What you should do: Without including any images, repeat the listing below exactly.

Input records:

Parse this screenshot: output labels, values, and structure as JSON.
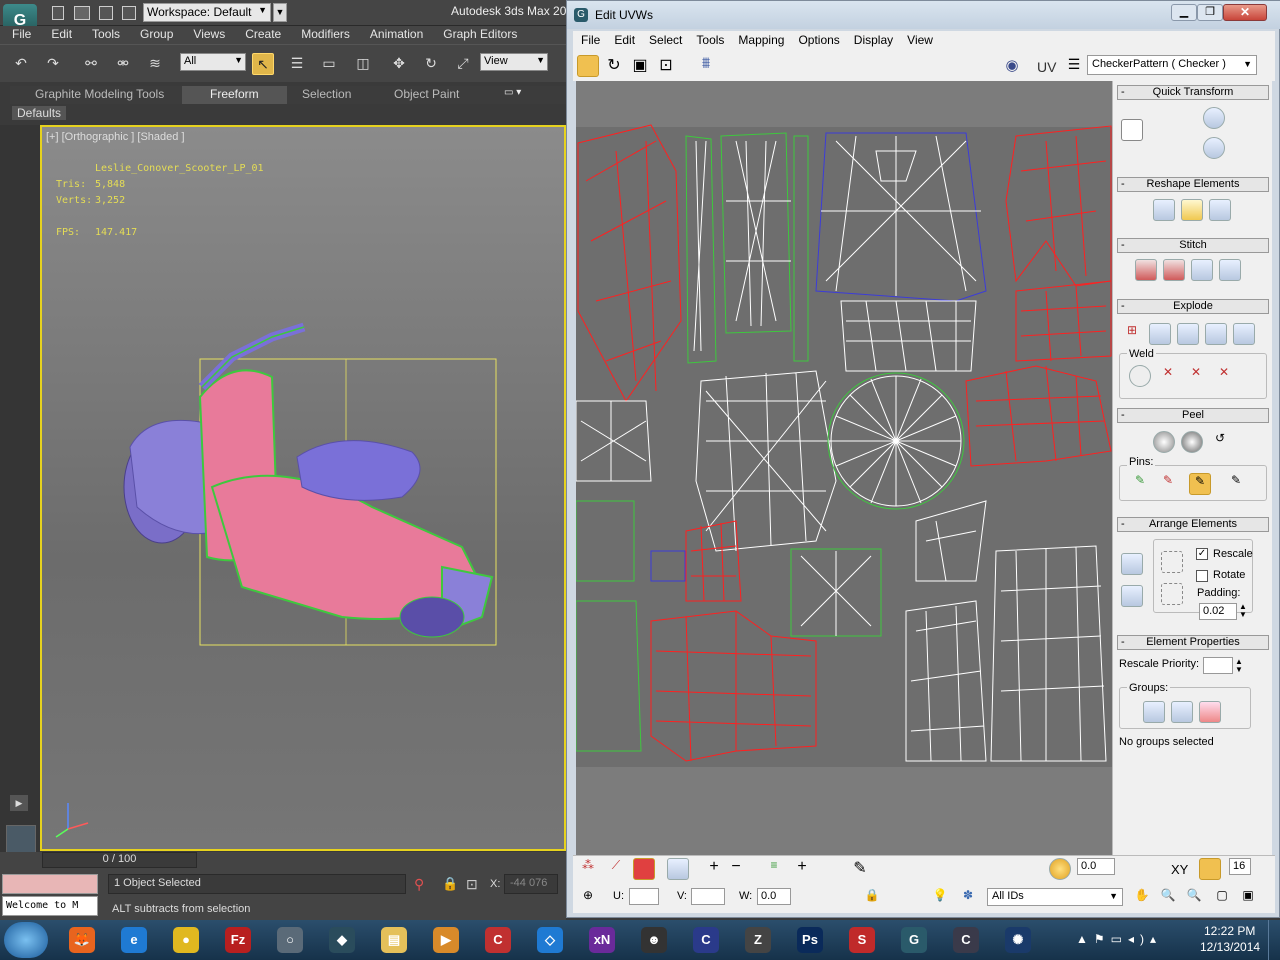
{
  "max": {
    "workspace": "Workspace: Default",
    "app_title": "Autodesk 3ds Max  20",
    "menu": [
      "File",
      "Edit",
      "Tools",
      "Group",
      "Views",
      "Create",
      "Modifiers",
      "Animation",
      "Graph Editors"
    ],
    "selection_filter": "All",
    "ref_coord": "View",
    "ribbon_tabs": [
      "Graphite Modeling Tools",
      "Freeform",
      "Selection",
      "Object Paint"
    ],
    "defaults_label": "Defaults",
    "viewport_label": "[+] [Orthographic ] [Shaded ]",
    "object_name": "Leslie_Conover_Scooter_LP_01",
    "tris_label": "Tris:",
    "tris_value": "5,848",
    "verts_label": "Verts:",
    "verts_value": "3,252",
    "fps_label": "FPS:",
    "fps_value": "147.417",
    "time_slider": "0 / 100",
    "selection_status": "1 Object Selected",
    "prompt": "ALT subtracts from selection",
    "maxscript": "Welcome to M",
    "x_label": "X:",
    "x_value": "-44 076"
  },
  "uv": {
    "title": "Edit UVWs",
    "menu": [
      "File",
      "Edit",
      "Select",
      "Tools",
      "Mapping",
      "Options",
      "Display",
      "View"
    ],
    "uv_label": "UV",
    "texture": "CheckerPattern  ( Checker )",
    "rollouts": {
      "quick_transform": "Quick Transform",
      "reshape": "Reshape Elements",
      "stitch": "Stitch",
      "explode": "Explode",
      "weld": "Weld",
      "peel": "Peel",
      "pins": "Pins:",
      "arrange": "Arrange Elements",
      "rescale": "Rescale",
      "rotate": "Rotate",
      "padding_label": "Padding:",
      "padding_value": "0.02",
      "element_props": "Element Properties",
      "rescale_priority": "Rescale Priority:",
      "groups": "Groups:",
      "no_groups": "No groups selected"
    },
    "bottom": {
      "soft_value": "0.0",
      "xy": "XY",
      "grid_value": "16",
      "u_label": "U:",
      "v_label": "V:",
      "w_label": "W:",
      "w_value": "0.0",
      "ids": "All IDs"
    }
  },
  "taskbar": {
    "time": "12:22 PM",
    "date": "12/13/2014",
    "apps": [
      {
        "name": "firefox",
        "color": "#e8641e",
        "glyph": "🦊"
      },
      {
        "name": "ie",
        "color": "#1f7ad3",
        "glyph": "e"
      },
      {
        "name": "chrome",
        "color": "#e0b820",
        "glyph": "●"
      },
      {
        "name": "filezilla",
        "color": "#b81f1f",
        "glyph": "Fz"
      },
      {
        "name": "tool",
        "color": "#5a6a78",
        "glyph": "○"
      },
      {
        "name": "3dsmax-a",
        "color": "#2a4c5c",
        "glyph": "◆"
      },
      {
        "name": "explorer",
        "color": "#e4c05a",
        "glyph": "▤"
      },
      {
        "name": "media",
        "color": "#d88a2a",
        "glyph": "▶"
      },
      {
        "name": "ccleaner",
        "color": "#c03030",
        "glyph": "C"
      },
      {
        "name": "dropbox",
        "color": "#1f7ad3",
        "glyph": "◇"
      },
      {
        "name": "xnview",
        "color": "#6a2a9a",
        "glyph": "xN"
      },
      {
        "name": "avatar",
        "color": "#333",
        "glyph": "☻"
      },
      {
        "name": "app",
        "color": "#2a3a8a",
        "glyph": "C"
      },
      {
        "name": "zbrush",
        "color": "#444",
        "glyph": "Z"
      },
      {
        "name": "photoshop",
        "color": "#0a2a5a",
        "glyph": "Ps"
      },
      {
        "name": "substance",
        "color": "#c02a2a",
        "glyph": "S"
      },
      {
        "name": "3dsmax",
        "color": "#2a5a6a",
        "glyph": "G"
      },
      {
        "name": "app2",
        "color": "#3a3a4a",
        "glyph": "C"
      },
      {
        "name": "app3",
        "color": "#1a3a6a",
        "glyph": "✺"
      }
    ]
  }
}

Written response:
Parse this screenshot: output labels, values, and structure as JSON.
{
  "max": {
    "workspace": "Workspace: Default",
    "app_title": "Autodesk 3ds Max  20",
    "menu": [
      "File",
      "Edit",
      "Tools",
      "Group",
      "Views",
      "Create",
      "Modifiers",
      "Animation",
      "Graph Editors"
    ],
    "selection_filter": "All",
    "ref_coord": "View",
    "ribbon_tabs": [
      "Graphite Modeling Tools",
      "Freeform",
      "Selection",
      "Object Paint"
    ],
    "defaults_label": "Defaults",
    "viewport_label": "[+] [Orthographic ] [Shaded ]",
    "object_name": "Leslie_Conover_Scooter_LP_01",
    "tris_label": "Tris:",
    "tris_value": "5,848",
    "verts_label": "Verts:",
    "verts_value": "3,252",
    "fps_label": "FPS:",
    "fps_value": "147.417",
    "time_slider": "0 / 100",
    "selection_status": "1 Object Selected",
    "prompt": "ALT subtracts from selection",
    "maxscript": "Welcome to M",
    "x_label": "X:",
    "x_value": "-44 076"
  },
  "uv": {
    "title": "Edit UVWs",
    "menu": [
      "File",
      "Edit",
      "Select",
      "Tools",
      "Mapping",
      "Options",
      "Display",
      "View"
    ],
    "uv_label": "UV",
    "texture": "CheckerPattern  ( Checker )",
    "rollouts": {
      "quick_transform": "Quick Transform",
      "reshape": "Reshape Elements",
      "stitch": "Stitch",
      "explode": "Explode",
      "weld": "Weld",
      "peel": "Peel",
      "pins": "Pins:",
      "arrange": "Arrange Elements",
      "rescale": "Rescale",
      "rotate": "Rotate",
      "padding_label": "Padding:",
      "padding_value": "0.02",
      "element_props": "Element Properties",
      "rescale_priority": "Rescale Priority:",
      "groups": "Groups:",
      "no_groups": "No groups selected"
    },
    "bottom": {
      "soft_value": "0.0",
      "xy": "XY",
      "grid_value": "16",
      "u_label": "U:",
      "v_label": "V:",
      "w_label": "W:",
      "w_value": "0.0",
      "ids": "All IDs"
    }
  },
  "taskbar": {
    "time": "12:22 PM",
    "date": "12/13/2014",
    "apps": [
      {
        "name": "firefox",
        "color": "#e8641e",
        "glyph": "🦊"
      },
      {
        "name": "ie",
        "color": "#1f7ad3",
        "glyph": "e"
      },
      {
        "name": "chrome",
        "color": "#e0b820",
        "glyph": "●"
      },
      {
        "name": "filezilla",
        "color": "#b81f1f",
        "glyph": "Fz"
      },
      {
        "name": "tool",
        "color": "#5a6a78",
        "glyph": "○"
      },
      {
        "name": "3dsmax-a",
        "color": "#2a4c5c",
        "glyph": "◆"
      },
      {
        "name": "explorer",
        "color": "#e4c05a",
        "glyph": "▤"
      },
      {
        "name": "media",
        "color": "#d88a2a",
        "glyph": "▶"
      },
      {
        "name": "ccleaner",
        "color": "#c03030",
        "glyph": "C"
      },
      {
        "name": "dropbox",
        "color": "#1f7ad3",
        "glyph": "◇"
      },
      {
        "name": "xnview",
        "color": "#6a2a9a",
        "glyph": "xN"
      },
      {
        "name": "avatar",
        "color": "#333",
        "glyph": "☻"
      },
      {
        "name": "app",
        "color": "#2a3a8a",
        "glyph": "C"
      },
      {
        "name": "zbrush",
        "color": "#444",
        "glyph": "Z"
      },
      {
        "name": "photoshop",
        "color": "#0a2a5a",
        "glyph": "Ps"
      },
      {
        "name": "substance",
        "color": "#c02a2a",
        "glyph": "S"
      },
      {
        "name": "3dsmax",
        "color": "#2a5a6a",
        "glyph": "G"
      },
      {
        "name": "app2",
        "color": "#3a3a4a",
        "glyph": "C"
      },
      {
        "name": "app3",
        "color": "#1a3a6a",
        "glyph": "✺"
      }
    ]
  }
}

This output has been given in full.